• Your objective
In the response, each entry below should appear again exactly as given.

Data records for software interfaces
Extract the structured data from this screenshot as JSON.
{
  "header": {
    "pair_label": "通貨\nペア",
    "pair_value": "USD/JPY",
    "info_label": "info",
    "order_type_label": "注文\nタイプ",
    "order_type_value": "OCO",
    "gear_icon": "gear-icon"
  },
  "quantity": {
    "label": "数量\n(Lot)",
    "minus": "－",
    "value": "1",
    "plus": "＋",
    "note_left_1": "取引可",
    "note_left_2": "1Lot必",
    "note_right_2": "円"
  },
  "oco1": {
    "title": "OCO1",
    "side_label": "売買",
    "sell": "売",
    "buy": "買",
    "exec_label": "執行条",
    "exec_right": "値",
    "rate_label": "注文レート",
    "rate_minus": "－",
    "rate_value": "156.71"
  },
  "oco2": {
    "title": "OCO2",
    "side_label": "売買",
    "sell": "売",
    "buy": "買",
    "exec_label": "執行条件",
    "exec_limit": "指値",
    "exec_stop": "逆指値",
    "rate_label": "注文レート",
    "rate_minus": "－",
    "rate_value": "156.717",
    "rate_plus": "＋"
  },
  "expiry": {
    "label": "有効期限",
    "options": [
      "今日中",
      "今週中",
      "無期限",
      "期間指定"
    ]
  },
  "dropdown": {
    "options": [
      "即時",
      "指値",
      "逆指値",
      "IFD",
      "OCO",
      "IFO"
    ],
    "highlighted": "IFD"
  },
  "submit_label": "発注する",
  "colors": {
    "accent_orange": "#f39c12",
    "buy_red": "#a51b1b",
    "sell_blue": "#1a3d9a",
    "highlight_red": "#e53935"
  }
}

• Result
Extract the structured data from this screenshot as JSON.
{
  "header": {
    "pair_label": "通貨\nペア",
    "pair_value": "USD/JPY",
    "info_label": "info",
    "order_type_label": "注文\nタイプ",
    "order_type_value": "OCO",
    "gear_icon": "gear-icon"
  },
  "quantity": {
    "label": "数量\n(Lot)",
    "minus": "－",
    "value": "1",
    "plus": "＋",
    "note_left_1": "取引可",
    "note_left_2": "1Lot必",
    "note_right_2": "円"
  },
  "oco1": {
    "title": "OCO1",
    "side_label": "売買",
    "sell": "売",
    "buy": "買",
    "exec_label": "執行条",
    "exec_right": "値",
    "rate_label": "注文レート",
    "rate_minus": "－",
    "rate_value": "156.71"
  },
  "oco2": {
    "title": "OCO2",
    "side_label": "売買",
    "sell": "売",
    "buy": "買",
    "exec_label": "執行条件",
    "exec_limit": "指値",
    "exec_stop": "逆指値",
    "rate_label": "注文レート",
    "rate_minus": "－",
    "rate_value": "156.717",
    "rate_plus": "＋"
  },
  "expiry": {
    "label": "有効期限",
    "options": [
      "今日中",
      "今週中",
      "無期限",
      "期間指定"
    ]
  },
  "dropdown": {
    "options": [
      "即時",
      "指値",
      "逆指値",
      "IFD",
      "OCO",
      "IFO"
    ],
    "highlighted": "IFD"
  },
  "submit_label": "発注する",
  "colors": {
    "accent_orange": "#f39c12",
    "buy_red": "#a51b1b",
    "sell_blue": "#1a3d9a",
    "highlight_red": "#e53935"
  }
}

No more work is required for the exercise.